    Killian’s research focuses on how mechanical loads applied to the meniscus–cartilage in the knee–affect the behavior of this tissue at the microscopic and cellular levels, with the aim of eventually improving tissue engineering of replacements. She is also studying osteoarthritis produced by injuries to the knee, in hopes of developing better treatments and rehabilitation strategies.

    Kueber, who also earned a Bachelor of Science in Civil Engineering at Michigan Tech, went on to earn her master’s in project management at Northwestern University. Back at Tech for her doctoral studies, she is working to modify specifications and test methods for coal fly ash used in highway concrete, to make coal ash more useful as a supplementary material in concrete.

    Morgan, a member of the Advanced Internal Combustion Engines research group at Michigan Tech, has been using gasoline direct- injection studies to compare ethanol to pump-grade gasoline in a combustion vessel. Now he is working on building a mobile hybrid electric vehicle learning laboratory funded by the US Department of Energy and helping undergraduate senior design students build a hybrid electric vehicle for educational use.

    Graduate education is a key to a prosperous future for Michigan, said Jacqueline Huntoon, dean of Michigan Tech’s Graduate School. Michigan ranks ninth in the US for the number of research-based doctorates awarded, with 2,720 awarded in 2008-09. Of those, 47 were awarded at Michigan Tech.


    Photos courtesy of Randy Mascharka and Eastern Michigan University

    Award Recipients Announced for Graduate Research Forum

    The Ecosystem Science Center and the Biotechnology Research Center have
    announced award recipients for the Sixth Annual ESC/BRC Graduate Research Forum, held on March 26. Two grand prize awards, five merit awards and four honorable mention awards were presented.

    The recipients were selected from among the 43 posters and abstracts submitted by students conducting research related to ecology, the environment and biotechnology at Michigan Tech.

    $500 Grand Prizes

    Ecosystem Science Center
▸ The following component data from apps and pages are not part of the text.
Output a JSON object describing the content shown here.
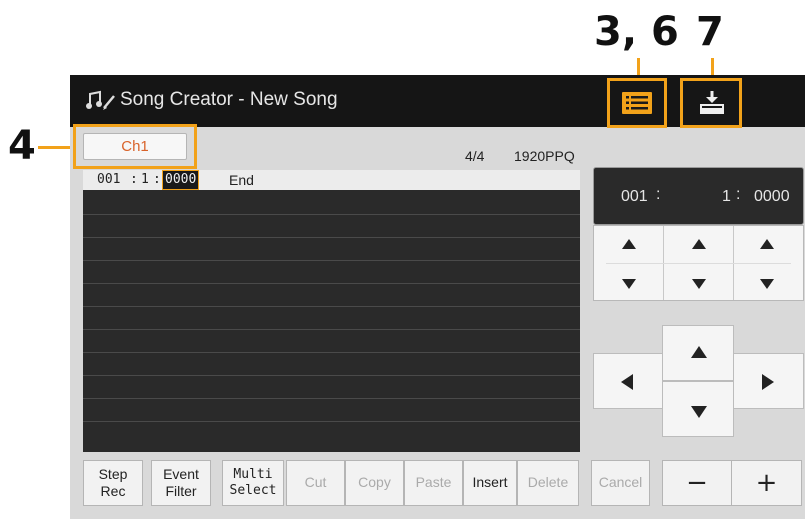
{
  "callouts": {
    "c36": "3, 6",
    "c7": "7",
    "c4": "4"
  },
  "header": {
    "title": "Song Creator - New Song"
  },
  "channel": {
    "label": "Ch1"
  },
  "song_info": {
    "time_signature": "4/4",
    "resolution": "1920PPQ"
  },
  "event_list": {
    "first_row": {
      "measure": "001",
      "beat": "1",
      "clock": "0000",
      "event": "End"
    }
  },
  "position": {
    "measure": "001",
    "beat": "1",
    "clock": "0000"
  },
  "buttons": {
    "step_rec": [
      "Step",
      "Rec"
    ],
    "event_filter": [
      "Event",
      "Filter"
    ],
    "multi_select": [
      "Multi",
      "Select"
    ],
    "cut": "Cut",
    "copy": "Copy",
    "paste": "Paste",
    "insert": "Insert",
    "delete": "Delete",
    "cancel": "Cancel",
    "minus": "−",
    "plus": "+"
  },
  "colors": {
    "accent": "#f2a21a",
    "channel_text": "#d9632a",
    "list_bg": "#2a2a2a"
  }
}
    Meagan L. Harless (Biological Sciences) for “Effects of Road Salt (NaCl) Pollution on the Survival and Growth of Larval Wood Frogs (Lithobates sylvatica).” Her advisor is Casey Huckins.

    Biotechnology Research Center

    Eli Vlaisavljevich (Biomedical Engineering) for “Magnetoelastic Materials as Novel Bioactive Coatings for Control of Cell Adhesion to Prevent Implantable Biomaterial Associated Fibrous Overgrowth.” His advisor is Rupak Rajachar.

    $100 Merit Awards

    Ecosystem Science Center

    Rita Koch (SFRES) for “Insect and Disease Response to Prescribed Burning and Wildfire in Pine Forests in the Upper Peninsula of Michigan.” Her advisors are Linda Nagel and Andrew Storer.

    Mickey Jarvi (SFRES) for “Temperature acclimation of fine roots to soil warming in a sugar maple dominated northern hardwood forest.” His advisor is Andrew Burton.

    Kayla Griffith (SFRES) for “H2O18 as an Analyzer of Phragmites australis Invasion from Wet to Dry Sites” Her advisor is Catherine Tarasoff.

    Biotechnology Research Center

    Christopher Rivet (Biomedical Engineering) for “Development of a Composite Hydrogel Containing Electrospun Fibers for Spinal Cord Injury.” His advisor is Ryan Gilbert.

    Jonathan Zuidema (Biomedical Engineering) for “Incorporation of Chitosan and Dextran into Hydrogel Blends Improves Neuronal Adhesion.” His advisor is Ryan Gilbert.

    $50 Honorable Mention Awards

    Ecosystem Science Center

    Emmanuel Ebanyenle (SFRES) for “Impact of Shoot Borer (Hypsipyla robusta) on the Wood Anatomical Properties of Plantation Grown African Mahogany Species (Khaya ivorensis A. Chev).” His advisors are Andrew Burton and Andrew Storer.

    Biotechnology Research Center

    Yiru Chen (SFRES) for “Overexpression of auxin efflux carrier PIN9 gene alters secondary xylem development, gravitropic response and apical dominance in Populus.” Victor Busov is the advisor.

    Natalie Hartman (Biomedical Engineering) for “Vaporized Bioglass Polymer Composites for Interfacial Tissue Regeneration.” Her advisor is Rupak Rajachar.

    Sarah Kiemle (Biological Sciences) for “Land Plant Polymer Homologs in Primitive Taxa of the Charophycean Green Algae, Chlorokybus atmophyticus and Klebsormidium flaccidum.” Her advisor is Michael Gretz.